If one take an estimate of R1,3 million to train one medical doctor in South Africa, which means government could have funded the training of over 3 000 additional doctors with the R4 billion. An additional 3 000 doctors could have made a significant dent in the shortage of these medical professionals in the public health sector.
Kota also raised concern over the billions lost. “To put this into perspective – this amount equates to nearly double the budget for the entire Eastern Cape Department of Human Settlements for this financial year. It is also four times the allocation for the emergency fund for gender based violence and these are funds that are rarely reclaimed or returned to the public coffers. It is quite literally wasted.”
The audit report also warned that government, especially in a time of austerity, ‘cannot afford to lose money because of poor decision-making, neglect or inefficiencies’. Fruitless and wasteful expenditure increased by 7% from the previous financial year (2017/18). The Free State Department of Health contributed to this 7% increase with wasteful expenditure of R101 million on infrastructure projects.
These projects among others included the upgrading of the Boitumelo Regional Hospital in Kroonstad. The department incurred fruitless and wasteful expenditure of R20 million due to an out of court settlement with the contractor. This meant that the renovations that started in 2011 with a contract value of R138 million was still incomplete by March this year and already 51% over the original contract value.
Claims for negligence against government departments especially police and health is estimated at R100 billion for the 2018/19 financial year. The AG flagged this as an increasing risk. According to the audit report the health departments of Limpopo, Gauteng, KwaZulu-Natal and Mpumalanga as well as the SAPS were responsible for 70% of the R100 billion claims.
The audit report also noted that over a third of the provincial health departments had claims for medical negligence that is more than 10% of each department’s total budget for the 2019/20 financial year. This will mean far less money will be available to spend on other health priorities. The Eastern Cape Department of Health according to a report in Daily Dispatch this week, set up a litigation unit to deal with these medico-legal cases that already cost the department R29 billion.
The AG also painted a picture of how these claims often affect health service delivery. The Mpumalanga Department of Health in the 2018/19 financial year had a budget of R68 million for medical negligence claims. However, the actual claims paid out amounted to R499 million – more than seven times the budgeted amount. The report noted that as a result positions of CEO’s and nurses at some hospitals could not be filled. New ambulances could not be purchased and maintenance of the existing fleet was also affected due to a lack of funds. This all affected how these hospitals could deliver services.
Earlier this year the DA called for the Mpumalanga Department of Health to be put under administration in light of ‘gross financial mismanagement’. The provincial department of health at the time in April however, blamed budget cuts for not being able to fill critical posts.
When MPs this week during question time in Parliament asked Minister of Health Zweli Mkhize about escalating medical negligence claims, he too chose a different scapegoat.
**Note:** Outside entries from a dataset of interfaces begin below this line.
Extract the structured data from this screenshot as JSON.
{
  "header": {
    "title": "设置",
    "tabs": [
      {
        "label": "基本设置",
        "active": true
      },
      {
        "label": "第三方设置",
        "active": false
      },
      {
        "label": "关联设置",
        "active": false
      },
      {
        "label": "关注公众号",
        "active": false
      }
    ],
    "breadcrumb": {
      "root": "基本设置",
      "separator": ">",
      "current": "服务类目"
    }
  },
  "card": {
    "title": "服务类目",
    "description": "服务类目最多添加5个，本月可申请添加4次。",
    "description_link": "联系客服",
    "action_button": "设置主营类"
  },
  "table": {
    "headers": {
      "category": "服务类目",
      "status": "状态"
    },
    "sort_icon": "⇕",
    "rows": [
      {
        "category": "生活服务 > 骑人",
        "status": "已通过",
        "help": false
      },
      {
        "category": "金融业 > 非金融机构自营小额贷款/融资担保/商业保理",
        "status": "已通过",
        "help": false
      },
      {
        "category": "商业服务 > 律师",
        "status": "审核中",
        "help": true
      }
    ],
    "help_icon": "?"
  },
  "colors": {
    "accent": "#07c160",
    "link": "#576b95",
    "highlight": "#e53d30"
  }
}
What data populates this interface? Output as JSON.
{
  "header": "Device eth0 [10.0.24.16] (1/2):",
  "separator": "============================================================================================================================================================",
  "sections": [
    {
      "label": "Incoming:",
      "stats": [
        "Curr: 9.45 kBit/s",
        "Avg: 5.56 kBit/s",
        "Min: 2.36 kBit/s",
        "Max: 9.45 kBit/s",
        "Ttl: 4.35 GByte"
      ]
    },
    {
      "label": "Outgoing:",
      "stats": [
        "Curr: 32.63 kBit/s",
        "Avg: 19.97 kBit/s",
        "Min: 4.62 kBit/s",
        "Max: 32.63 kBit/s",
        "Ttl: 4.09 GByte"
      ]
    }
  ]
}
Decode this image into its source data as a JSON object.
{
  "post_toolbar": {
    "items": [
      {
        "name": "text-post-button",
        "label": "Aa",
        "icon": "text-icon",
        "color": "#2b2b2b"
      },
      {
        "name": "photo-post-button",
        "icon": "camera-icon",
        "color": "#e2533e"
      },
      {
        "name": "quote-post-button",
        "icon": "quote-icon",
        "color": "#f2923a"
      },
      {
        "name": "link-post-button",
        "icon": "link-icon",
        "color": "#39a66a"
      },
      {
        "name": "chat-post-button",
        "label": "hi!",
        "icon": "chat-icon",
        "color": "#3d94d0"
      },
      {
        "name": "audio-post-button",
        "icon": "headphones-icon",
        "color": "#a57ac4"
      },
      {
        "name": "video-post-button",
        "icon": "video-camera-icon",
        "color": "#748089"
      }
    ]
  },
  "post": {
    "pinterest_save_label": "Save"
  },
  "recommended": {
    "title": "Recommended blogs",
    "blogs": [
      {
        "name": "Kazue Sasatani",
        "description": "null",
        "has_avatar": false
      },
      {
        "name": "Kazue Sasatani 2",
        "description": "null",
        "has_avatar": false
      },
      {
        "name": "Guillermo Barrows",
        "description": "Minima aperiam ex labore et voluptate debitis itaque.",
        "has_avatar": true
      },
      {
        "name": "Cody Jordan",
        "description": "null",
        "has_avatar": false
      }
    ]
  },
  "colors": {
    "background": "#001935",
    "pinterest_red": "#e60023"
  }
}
Mkhize said most of these cases are fraudulent and a result of ‘collusion’ between staff and lawyers at certain legal firms. He noted 90% of these cases were related to conditions like cerebral palsy and the department will have to find different ways to deal with it than just paying up. “We will also take this up with the law society,” he said. Mkhize said his department is looking into how they will limit these costs and one way is to discuss how the claim amounts can be capped through legislation. He didn’t mention the shortcomings of the administration in the national and provincial departments of health at all.